═════ Records for the exercise ═════

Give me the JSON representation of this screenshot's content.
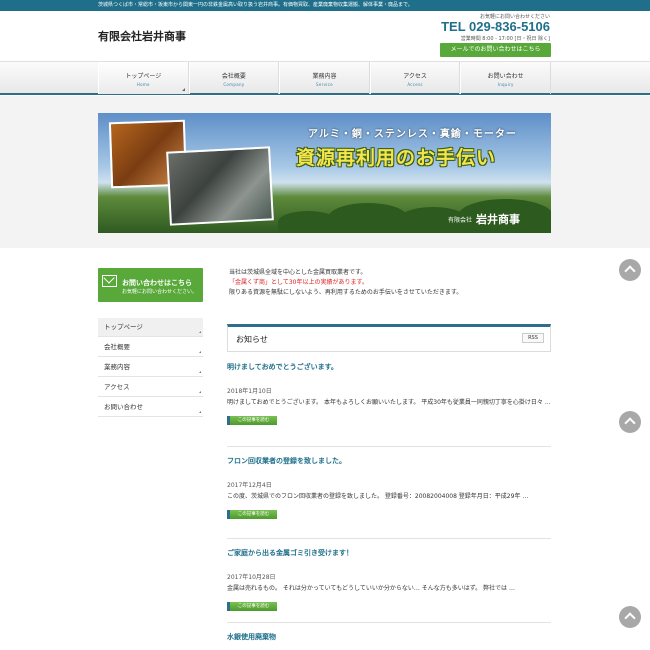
{
  "header": {
    "tagline": "茨城県つくば市・常総市・坂東市から関東一円の非鉄金属高い取り扱う岩井商事。有価物買取、産業廃棄物収集運搬、解体事業・廃品まで。",
    "logo": "有限会社岩井商事",
    "contact_caption": "お気軽にお問い合わせください",
    "tel": "TEL 029-836-5106",
    "hours": "営業時間 8:00 - 17:00 [日・祝日 除く]",
    "mail_button": "メールでのお問い合わせはこちら"
  },
  "nav": [
    {
      "jp": "トップページ",
      "en": "Home"
    },
    {
      "jp": "会社概要",
      "en": "Company"
    },
    {
      "jp": "業務内容",
      "en": "Service"
    },
    {
      "jp": "アクセス",
      "en": "Access"
    },
    {
      "jp": "お問い合わせ",
      "en": "Inquiry"
    }
  ],
  "hero": {
    "subtitle": "アルミ・銅・ステンレス・真鍮・モーター",
    "title": "資源再利用のお手伝い",
    "company_small": "有限会社",
    "company_big": "岩井商事"
  },
  "sidebar": {
    "contact_title": "お問い合わせはこちら",
    "contact_sub": "お気軽にお問い合わせください。",
    "menu": [
      "トップページ",
      "会社概要",
      "業務内容",
      "アクセス",
      "お問い合わせ"
    ]
  },
  "intro": {
    "line1": "当社は茨城県全域を中心とした金属買取業者です。",
    "line2_red": "「金属くず商」として30年以上の実績があります。",
    "line3": "限りある資源を無駄にしないよう、再利用するためのお手伝いをさせていただきます。"
  },
  "news": {
    "heading": "お知らせ",
    "rss": "RSS",
    "read_more": "この記事を読む",
    "posts": [
      {
        "title": "明けましておめでとうございます。",
        "date": "2018年1月10日",
        "body": "明けましておめでとうございます。 本年もよろしくお願いいたします。 平成30年も従業員一同親切丁寧を心掛け日々 …"
      },
      {
        "title": "フロン回収業者の登録を致しました。",
        "date": "2017年12月4日",
        "body": "この度、茨城県でのフロン回収業者の登録を致しました。 登録番号：20082004008 登録年月日：平成29年 …"
      },
      {
        "title": "ご家庭から出る金属ゴミ引き受けます！",
        "date": "2017年10月28日",
        "body": "金属は売れるもの。 それは分かっていてもどうしていいか分からない… そんな方も多いはず。 弊社では …"
      },
      {
        "title": "水銀使用廃棄物"
      }
    ]
  }
}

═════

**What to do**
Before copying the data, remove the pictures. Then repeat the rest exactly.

**Output of the exercise**
Give me the JSON representation of this screenshot's content.
{
  "header": {
    "tagline": "茨城県つくば市・常総市・坂東市から関東一円の非鉄金属高い取り扱う岩井商事。有価物買取、産業廃棄物収集運搬、解体事業・廃品まで。",
    "logo": "有限会社岩井商事",
    "contact_caption": "お気軽にお問い合わせください",
    "tel": "TEL 029-836-5106",
    "hours": "営業時間 8:00 - 17:00 [日・祝日 除く]",
    "mail_button": "メールでのお問い合わせはこちら"
  },
  "nav": [
    {
      "jp": "トップページ",
      "en": "Home"
    },
    {
      "jp": "会社概要",
      "en": "Company"
    },
    {
      "jp": "業務内容",
      "en": "Service"
    },
    {
      "jp": "アクセス",
      "en": "Access"
    },
    {
      "jp": "お問い合わせ",
      "en": "Inquiry"
    }
  ],
  "hero": {
    "subtitle": "アルミ・銅・ステンレス・真鍮・モーター",
    "title": "資源再利用のお手伝い",
    "company_small": "有限会社",
    "company_big": "岩井商事"
  },
  "sidebar": {
    "contact_title": "お問い合わせはこちら",
    "contact_sub": "お気軽にお問い合わせください。",
    "menu": [
      "トップページ",
      "会社概要",
      "業務内容",
      "アクセス",
      "お問い合わせ"
    ]
  },
  "intro": {
    "line1": "当社は茨城県全域を中心とした金属買取業者です。",
    "line2_red": "「金属くず商」として30年以上の実績があります。",
    "line3": "限りある資源を無駄にしないよう、再利用するためのお手伝いをさせていただきます。"
  },
  "news": {
    "heading": "お知らせ",
    "rss": "RSS",
    "read_more": "この記事を読む",
    "posts": [
      {
        "title": "明けましておめでとうございます。",
        "date": "2018年1月10日",
        "body": "明けましておめでとうございます。 本年もよろしくお願いいたします。 平成30年も従業員一同親切丁寧を心掛け日々 …"
      },
      {
        "title": "フロン回収業者の登録を致しました。",
        "date": "2017年12月4日",
        "body": "この度、茨城県でのフロン回収業者の登録を致しました。 登録番号：20082004008 登録年月日：平成29年 …"
      },
      {
        "title": "ご家庭から出る金属ゴミ引き受けます！",
        "date": "2017年10月28日",
        "body": "金属は売れるもの。 それは分かっていてもどうしていいか分からない… そんな方も多いはず。 弊社では …"
      },
      {
        "title": "水銀使用廃棄物"
      }
    ]
  }
}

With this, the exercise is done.